Passage of New Farm Bill Unlikely to Meet Deadline

Congress has less than a week to pass a new Farm Bill before the current law expires on September 30th. With the Ag Committee negotiators far apart on major issues, the chances of a Farm Bill getting done on time are slim.

The last time this happened, in 2012, Congress passed short term extensions to keep Farm Bill programs running. This time, an extension of current law isn't being considered yet. Both Senate Agriculture Chairman Pat Roberts and ranking member Debbie Stabenow have suggested an extension may not be necessary until the end of 2018 because much of the existing policies would not revert to decades-old law until the start of 2019.

With a new Congress scheduled to meet on January 3rd if a Farm Bill isn’t passed by then, both the House and Senate would need to reintroduce the legislation and take another vote.
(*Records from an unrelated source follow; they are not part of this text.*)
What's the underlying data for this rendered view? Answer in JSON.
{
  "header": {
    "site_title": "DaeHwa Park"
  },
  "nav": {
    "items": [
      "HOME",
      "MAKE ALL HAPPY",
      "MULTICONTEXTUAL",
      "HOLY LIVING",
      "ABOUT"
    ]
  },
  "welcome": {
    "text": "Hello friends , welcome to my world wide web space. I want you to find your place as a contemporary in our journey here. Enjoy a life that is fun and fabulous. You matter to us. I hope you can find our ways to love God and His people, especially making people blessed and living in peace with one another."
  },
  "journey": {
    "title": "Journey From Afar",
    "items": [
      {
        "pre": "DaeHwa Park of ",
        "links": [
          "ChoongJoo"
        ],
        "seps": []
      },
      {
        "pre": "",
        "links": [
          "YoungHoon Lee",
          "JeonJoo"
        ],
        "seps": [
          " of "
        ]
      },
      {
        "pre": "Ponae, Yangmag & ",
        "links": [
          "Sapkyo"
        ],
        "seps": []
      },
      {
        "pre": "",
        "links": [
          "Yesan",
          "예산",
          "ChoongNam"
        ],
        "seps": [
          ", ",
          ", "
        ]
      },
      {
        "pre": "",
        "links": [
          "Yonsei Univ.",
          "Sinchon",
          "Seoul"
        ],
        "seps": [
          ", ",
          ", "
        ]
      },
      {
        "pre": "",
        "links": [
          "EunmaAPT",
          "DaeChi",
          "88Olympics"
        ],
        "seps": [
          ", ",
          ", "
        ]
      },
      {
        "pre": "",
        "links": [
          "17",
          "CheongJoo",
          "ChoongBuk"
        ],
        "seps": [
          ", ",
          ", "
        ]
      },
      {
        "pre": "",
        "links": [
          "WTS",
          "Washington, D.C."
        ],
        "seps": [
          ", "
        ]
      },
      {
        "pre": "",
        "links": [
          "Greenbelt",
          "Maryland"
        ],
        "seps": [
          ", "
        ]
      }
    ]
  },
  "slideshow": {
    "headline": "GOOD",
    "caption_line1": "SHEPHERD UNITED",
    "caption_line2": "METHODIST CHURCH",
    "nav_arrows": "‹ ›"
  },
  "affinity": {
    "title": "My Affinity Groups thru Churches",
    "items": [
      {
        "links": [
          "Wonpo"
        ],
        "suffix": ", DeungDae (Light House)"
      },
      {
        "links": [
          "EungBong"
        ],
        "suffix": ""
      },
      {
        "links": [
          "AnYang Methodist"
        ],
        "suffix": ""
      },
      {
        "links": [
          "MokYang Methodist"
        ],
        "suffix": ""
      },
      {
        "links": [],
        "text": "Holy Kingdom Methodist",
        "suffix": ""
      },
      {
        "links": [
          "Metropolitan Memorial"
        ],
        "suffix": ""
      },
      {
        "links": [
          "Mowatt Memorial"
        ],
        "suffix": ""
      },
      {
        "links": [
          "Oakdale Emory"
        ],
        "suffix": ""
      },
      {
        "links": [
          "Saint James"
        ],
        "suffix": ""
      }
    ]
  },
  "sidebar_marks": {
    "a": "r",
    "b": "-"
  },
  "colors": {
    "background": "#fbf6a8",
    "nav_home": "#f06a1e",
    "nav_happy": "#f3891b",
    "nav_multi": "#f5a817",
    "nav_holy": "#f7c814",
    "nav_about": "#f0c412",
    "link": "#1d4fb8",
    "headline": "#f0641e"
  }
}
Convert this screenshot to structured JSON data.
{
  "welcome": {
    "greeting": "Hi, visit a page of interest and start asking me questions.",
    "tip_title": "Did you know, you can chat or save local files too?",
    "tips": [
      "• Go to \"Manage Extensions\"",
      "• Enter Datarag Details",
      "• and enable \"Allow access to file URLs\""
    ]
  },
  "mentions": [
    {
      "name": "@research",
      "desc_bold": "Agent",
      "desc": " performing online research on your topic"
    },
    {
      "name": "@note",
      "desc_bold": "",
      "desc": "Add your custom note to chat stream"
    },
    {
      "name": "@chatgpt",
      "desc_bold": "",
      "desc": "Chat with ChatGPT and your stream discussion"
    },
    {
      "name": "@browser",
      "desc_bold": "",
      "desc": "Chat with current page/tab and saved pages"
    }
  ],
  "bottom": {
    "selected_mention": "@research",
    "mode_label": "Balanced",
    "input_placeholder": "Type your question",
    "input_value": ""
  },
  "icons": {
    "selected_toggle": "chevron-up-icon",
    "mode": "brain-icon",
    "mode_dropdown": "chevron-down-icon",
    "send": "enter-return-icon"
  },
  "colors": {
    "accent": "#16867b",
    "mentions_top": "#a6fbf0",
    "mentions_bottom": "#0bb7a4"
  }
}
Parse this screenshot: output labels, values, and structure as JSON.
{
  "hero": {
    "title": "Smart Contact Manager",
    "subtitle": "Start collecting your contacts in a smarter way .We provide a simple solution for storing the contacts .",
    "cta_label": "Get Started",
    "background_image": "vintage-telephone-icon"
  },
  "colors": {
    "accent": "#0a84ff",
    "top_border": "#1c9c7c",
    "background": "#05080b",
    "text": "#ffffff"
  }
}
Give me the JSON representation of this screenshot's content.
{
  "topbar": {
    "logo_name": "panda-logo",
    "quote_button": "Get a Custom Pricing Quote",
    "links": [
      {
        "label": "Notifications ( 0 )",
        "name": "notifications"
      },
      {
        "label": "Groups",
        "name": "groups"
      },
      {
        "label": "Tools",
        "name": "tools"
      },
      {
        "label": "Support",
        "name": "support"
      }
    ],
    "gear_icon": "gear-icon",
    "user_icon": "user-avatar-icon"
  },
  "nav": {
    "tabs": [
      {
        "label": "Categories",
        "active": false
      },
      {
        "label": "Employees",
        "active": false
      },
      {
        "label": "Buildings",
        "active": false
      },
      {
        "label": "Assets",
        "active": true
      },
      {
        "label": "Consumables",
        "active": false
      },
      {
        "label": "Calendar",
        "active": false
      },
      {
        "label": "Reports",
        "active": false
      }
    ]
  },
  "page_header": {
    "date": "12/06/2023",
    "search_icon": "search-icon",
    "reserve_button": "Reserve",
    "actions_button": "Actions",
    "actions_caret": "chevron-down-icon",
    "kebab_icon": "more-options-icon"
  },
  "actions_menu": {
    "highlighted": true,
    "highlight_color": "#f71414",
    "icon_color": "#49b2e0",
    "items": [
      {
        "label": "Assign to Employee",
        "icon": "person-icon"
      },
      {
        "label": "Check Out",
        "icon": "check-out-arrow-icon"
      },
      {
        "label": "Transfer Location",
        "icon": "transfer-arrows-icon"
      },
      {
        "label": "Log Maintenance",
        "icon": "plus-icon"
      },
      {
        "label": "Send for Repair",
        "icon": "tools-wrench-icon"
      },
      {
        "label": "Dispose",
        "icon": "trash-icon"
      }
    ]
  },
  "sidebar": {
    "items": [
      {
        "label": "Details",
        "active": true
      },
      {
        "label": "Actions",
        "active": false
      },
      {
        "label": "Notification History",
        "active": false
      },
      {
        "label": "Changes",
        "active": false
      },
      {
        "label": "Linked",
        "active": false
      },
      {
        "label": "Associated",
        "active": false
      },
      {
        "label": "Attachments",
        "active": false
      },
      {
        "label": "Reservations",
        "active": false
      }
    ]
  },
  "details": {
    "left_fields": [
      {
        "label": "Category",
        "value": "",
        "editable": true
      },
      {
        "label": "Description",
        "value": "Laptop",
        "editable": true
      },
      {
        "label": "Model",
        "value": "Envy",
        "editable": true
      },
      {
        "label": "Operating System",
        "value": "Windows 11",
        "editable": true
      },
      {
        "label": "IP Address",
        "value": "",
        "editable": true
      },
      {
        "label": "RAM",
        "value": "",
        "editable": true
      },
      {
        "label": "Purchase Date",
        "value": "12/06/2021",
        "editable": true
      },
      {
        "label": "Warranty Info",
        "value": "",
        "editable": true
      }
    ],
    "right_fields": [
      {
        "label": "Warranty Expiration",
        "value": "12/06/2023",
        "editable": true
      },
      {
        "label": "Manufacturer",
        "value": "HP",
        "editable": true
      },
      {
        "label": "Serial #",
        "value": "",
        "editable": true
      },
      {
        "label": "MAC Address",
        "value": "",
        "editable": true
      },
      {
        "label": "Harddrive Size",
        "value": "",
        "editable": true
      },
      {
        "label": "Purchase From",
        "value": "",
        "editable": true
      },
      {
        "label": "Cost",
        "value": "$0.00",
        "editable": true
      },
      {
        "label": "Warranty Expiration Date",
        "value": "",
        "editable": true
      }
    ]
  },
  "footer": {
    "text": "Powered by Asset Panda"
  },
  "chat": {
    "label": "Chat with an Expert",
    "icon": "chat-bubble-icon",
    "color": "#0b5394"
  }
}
This would, in essence, start the Farm Bill process all over again.

Major conservation initiatives, for instance, would be in a tough spot as would dozens of other programs. Here are the organic programs that would be affected.

Organic Agriculture Research and Extension Initiative (OREI)
OREI is a USDA competitive grants program dedicated to organic agriculture research. This program is in jeopardy. Until another Farm Bill is passed the USDA will be unable to administer any grant programs through OREI, unless a short-term extension is passed that explicitly includes additional funding for this program.

While both the House and the Senate bills increase funding for OREI, only the Senate bill increases funding up to establish permanent baseline funding for the program. This means funding for OREI would increase annually to $50 million and ensure permanent investments in the future of organic agriculture.

OREI has a proven track record of addressing the unique research challenges that organic farmers and processors face. Investing in organic research is central to the goal of increasing domestic production of organic crops to better meet expanding demand.

Organic Certification Cost Share
Organic certification verifies that a farm or handling facility complies with USDA organic regulations and allows the certified operation to use the USDA organic seal. In order to be certified organic, farmers must go through a rigorous annual organic certification process, which can be expensive. Organic certification cost share assistance can help small and mid-sized organic farm businesses afford annual certification costs, which range from a few hundred to several thousand dollars.

The National Organic Certification Cost Share Program (NOCCSP) provides organic farmers with of up to $750 reimbursement to cover a portion of their annual certification fees. The House bill eliminates all Farm Bill funding for National Organic Certification Cost Share Program, while the Senate bill renews existing funding of $11.5 million annually for the program.

Until a new farm bill is passed, there will be no additional funds available for NOCCSP, and it is unclear if USDA will continue to administer the program.

Organic Production and Market Data Initiative (ODI)
ODI is a USDA initiative between the Economic Research Service, National Agriculture Statics Service, and the Agricultural Marketing Service. The initiative collects market and production data that supports risk management as well as providing vital information on market and production trends. Both the House and Senate bill provide $5 million in mandatory funding for this program. If a farm bill is not passed, this program may be able to limp along at a much lower funding levels through agricultural appropriations. However, without a Farm Bill funding renewal, much of the organic data collection and reporting that supports the growth and development of the organic sector will be lost.

Organic import Fraud
Both the House and Senate versions of the Farm Bill include increased organic import enforcement authority, along with $5 million in one-time mandatory funding to improve import tracking systems. These changes are necessary to increase the oversight responsibilities and resources for the National Organic Program (NOP). Without a Farm Bill, the USDA will not have the expanded resources and increased authority to protect the integrity of the organic sector.

OFRF urges congress to pass a full Farm Bill as quickly as possible, taking into full account the leadership Senate has shown on organic research and cost share funding. If a Farm Bill is not passed before January 2019, organic programs must be included in an extension or many critical programs that farmers and communities rely on will grind to halt.